| Task description |
Each record must be printed again exactly as given.

| Provided records |
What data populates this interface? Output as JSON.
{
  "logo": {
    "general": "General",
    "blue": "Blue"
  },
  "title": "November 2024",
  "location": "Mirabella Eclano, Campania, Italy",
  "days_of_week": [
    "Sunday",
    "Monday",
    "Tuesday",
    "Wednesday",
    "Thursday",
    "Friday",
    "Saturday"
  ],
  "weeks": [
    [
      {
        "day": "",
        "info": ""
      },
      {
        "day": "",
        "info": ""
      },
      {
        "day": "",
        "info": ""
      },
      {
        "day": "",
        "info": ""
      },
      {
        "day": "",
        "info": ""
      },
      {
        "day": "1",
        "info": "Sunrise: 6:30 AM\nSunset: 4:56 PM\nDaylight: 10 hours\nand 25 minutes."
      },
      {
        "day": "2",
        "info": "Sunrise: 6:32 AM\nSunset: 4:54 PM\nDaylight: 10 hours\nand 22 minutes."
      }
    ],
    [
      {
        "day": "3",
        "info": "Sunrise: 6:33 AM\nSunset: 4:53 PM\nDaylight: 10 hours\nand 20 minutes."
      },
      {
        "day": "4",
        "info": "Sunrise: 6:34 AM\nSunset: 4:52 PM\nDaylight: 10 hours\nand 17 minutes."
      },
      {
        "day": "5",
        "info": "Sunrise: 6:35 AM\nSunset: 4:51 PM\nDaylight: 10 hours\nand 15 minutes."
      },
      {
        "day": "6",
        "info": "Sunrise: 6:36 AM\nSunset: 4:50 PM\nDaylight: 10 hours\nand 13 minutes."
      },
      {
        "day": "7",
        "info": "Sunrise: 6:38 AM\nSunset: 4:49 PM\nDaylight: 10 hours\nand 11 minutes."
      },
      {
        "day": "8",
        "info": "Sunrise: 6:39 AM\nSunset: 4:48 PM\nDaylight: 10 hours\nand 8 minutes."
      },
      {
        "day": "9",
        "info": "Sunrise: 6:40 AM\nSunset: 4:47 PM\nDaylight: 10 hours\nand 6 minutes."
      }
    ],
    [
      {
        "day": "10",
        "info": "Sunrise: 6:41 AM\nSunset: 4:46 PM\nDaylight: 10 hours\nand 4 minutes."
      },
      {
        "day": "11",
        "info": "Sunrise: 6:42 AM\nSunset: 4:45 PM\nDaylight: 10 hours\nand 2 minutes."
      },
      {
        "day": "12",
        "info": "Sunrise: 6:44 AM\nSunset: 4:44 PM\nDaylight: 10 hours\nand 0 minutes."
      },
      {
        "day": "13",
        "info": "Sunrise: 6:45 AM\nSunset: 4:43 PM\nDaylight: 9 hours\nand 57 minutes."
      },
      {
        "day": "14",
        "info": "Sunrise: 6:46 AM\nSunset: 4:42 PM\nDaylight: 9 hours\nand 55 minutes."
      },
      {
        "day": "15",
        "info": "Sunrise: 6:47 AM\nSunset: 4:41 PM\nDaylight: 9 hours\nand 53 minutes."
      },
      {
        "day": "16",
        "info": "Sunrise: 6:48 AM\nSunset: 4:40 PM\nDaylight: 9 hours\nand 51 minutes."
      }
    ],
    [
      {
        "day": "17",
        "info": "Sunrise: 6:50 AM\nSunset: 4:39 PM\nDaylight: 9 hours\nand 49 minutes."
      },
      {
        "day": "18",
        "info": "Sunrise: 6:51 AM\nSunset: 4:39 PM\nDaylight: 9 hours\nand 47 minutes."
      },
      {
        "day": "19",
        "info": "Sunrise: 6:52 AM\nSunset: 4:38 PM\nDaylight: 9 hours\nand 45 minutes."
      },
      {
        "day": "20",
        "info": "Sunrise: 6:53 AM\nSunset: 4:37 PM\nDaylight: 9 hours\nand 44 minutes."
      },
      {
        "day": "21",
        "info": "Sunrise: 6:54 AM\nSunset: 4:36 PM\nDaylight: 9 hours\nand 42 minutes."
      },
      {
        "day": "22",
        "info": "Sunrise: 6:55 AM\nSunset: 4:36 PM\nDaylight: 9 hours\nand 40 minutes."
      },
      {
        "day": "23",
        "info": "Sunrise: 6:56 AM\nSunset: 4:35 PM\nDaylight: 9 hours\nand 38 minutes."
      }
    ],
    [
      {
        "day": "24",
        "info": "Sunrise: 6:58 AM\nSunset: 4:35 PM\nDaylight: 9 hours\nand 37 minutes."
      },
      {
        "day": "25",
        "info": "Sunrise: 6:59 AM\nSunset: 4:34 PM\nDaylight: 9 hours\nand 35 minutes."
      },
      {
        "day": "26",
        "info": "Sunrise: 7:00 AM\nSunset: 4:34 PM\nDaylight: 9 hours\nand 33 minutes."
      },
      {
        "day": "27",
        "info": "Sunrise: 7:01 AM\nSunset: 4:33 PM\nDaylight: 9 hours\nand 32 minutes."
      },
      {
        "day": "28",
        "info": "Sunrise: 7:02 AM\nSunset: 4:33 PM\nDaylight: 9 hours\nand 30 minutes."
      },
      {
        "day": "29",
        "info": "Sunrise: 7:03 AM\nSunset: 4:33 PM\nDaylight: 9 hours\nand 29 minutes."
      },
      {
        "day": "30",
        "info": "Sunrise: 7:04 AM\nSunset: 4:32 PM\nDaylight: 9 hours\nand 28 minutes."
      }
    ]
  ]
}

| Response to the task |
What data populates this interface? Output as JSON.
{
  "logo": {
    "general": "General",
    "blue": "Blue"
  },
  "title": "November 2024",
  "location": "Mirabella Eclano, Campania, Italy",
  "days_of_week": [
    "Sunday",
    "Monday",
    "Tuesday",
    "Wednesday",
    "Thursday",
    "Friday",
    "Saturday"
  ],
  "weeks": [
    [
      {
        "day": "",
        "info": ""
      },
      {
        "day": "",
        "info": ""
      },
      {
        "day": "",
        "info": ""
      },
      {
        "day": "",
        "info": ""
      },
      {
        "day": "",
        "info": ""
      },
      {
        "day": "1",
        "info": "Sunrise: 6:30 AM\nSunset: 4:56 PM\nDaylight: 10 hours\nand 25 minutes."
      },
      {
        "day": "2",
        "info": "Sunrise: 6:32 AM\nSunset: 4:54 PM\nDaylight: 10 hours\nand 22 minutes."
      }
    ],
    [
      {
        "day": "3",
        "info": "Sunrise: 6:33 AM\nSunset: 4:53 PM\nDaylight: 10 hours\nand 20 minutes."
      },
      {
        "day": "4",
        "info": "Sunrise: 6:34 AM\nSunset: 4:52 PM\nDaylight: 10 hours\nand 17 minutes."
      },
      {
        "day": "5",
        "info": "Sunrise: 6:35 AM\nSunset: 4:51 PM\nDaylight: 10 hours\nand 15 minutes."
      },
      {
        "day": "6",
        "info": "Sunrise: 6:36 AM\nSunset: 4:50 PM\nDaylight: 10 hours\nand 13 minutes."
      },
      {
        "day": "7",
        "info": "Sunrise: 6:38 AM\nSunset: 4:49 PM\nDaylight: 10 hours\nand 11 minutes."
      },
      {
        "day": "8",
        "info": "Sunrise: 6:39 AM\nSunset: 4:48 PM\nDaylight: 10 hours\nand 8 minutes."
      },
      {
        "day": "9",
        "info": "Sunrise: 6:40 AM\nSunset: 4:47 PM\nDaylight: 10 hours\nand 6 minutes."
      }
    ],
    [
      {
        "day": "10",
        "info": "Sunrise: 6:41 AM\nSunset: 4:46 PM\nDaylight: 10 hours\nand 4 minutes."
      },
      {
        "day": "11",
        "info": "Sunrise: 6:42 AM\nSunset: 4:45 PM\nDaylight: 10 hours\nand 2 minutes."
      },
      {
        "day": "12",
        "info": "Sunrise: 6:44 AM\nSunset: 4:44 PM\nDaylight: 10 hours\nand 0 minutes."
      },
      {
        "day": "13",
        "info": "Sunrise: 6:45 AM\nSunset: 4:43 PM\nDaylight: 9 hours\nand 57 minutes."
      },
      {
        "day": "14",
        "info": "Sunrise: 6:46 AM\nSunset: 4:42 PM\nDaylight: 9 hours\nand 55 minutes."
      },
      {
        "day": "15",
        "info": "Sunrise: 6:47 AM\nSunset: 4:41 PM\nDaylight: 9 hours\nand 53 minutes."
      },
      {
        "day": "16",
        "info": "Sunrise: 6:48 AM\nSunset: 4:40 PM\nDaylight: 9 hours\nand 51 minutes."
      }
    ],
    [
      {
        "day": "17",
        "info": "Sunrise: 6:50 AM\nSunset: 4:39 PM\nDaylight: 9 hours\nand 49 minutes."
      },
      {
        "day": "18",
        "info": "Sunrise: 6:51 AM\nSunset: 4:39 PM\nDaylight: 9 hours\nand 47 minutes."
      },
      {
        "day": "19",
        "info": "Sunrise: 6:52 AM\nSunset: 4:38 PM\nDaylight: 9 hours\nand 45 minutes."
      },
      {
        "day": "20",
        "info": "Sunrise: 6:53 AM\nSunset: 4:37 PM\nDaylight: 9 hours\nand 44 minutes."
      },
      {
        "day": "21",
        "info": "Sunrise: 6:54 AM\nSunset: 4:36 PM\nDaylight: 9 hours\nand 42 minutes."
      },
      {
        "day": "22",
        "info": "Sunrise: 6:55 AM\nSunset: 4:36 PM\nDaylight: 9 hours\nand 40 minutes."
      },
      {
        "day": "23",
        "info": "Sunrise: 6:56 AM\nSunset: 4:35 PM\nDaylight: 9 hours\nand 38 minutes."
      }
    ],
    [
      {
        "day": "24",
        "info": "Sunrise: 6:58 AM\nSunset: 4:35 PM\nDaylight: 9 hours\nand 37 minutes."
      },
      {
        "day": "25",
        "info": "Sunrise: 6:59 AM\nSunset: 4:34 PM\nDaylight: 9 hours\nand 35 minutes."
      },
      {
        "day": "26",
        "info": "Sunrise: 7:00 AM\nSunset: 4:34 PM\nDaylight: 9 hours\nand 33 minutes."
      },
      {
        "day": "27",
        "info": "Sunrise: 7:01 AM\nSunset: 4:33 PM\nDaylight: 9 hours\nand 32 minutes."
      },
      {
        "day": "28",
        "info": "Sunrise: 7:02 AM\nSunset: 4:33 PM\nDaylight: 9 hours\nand 30 minutes."
      },
      {
        "day": "29",
        "info": "Sunrise: 7:03 AM\nSunset: 4:33 PM\nDaylight: 9 hours\nand 29 minutes."
      },
      {
        "day": "30",
        "info": "Sunrise: 7:04 AM\nSunset: 4:32 PM\nDaylight: 9 hours\nand 28 minutes."
      }
    ]
  ]
}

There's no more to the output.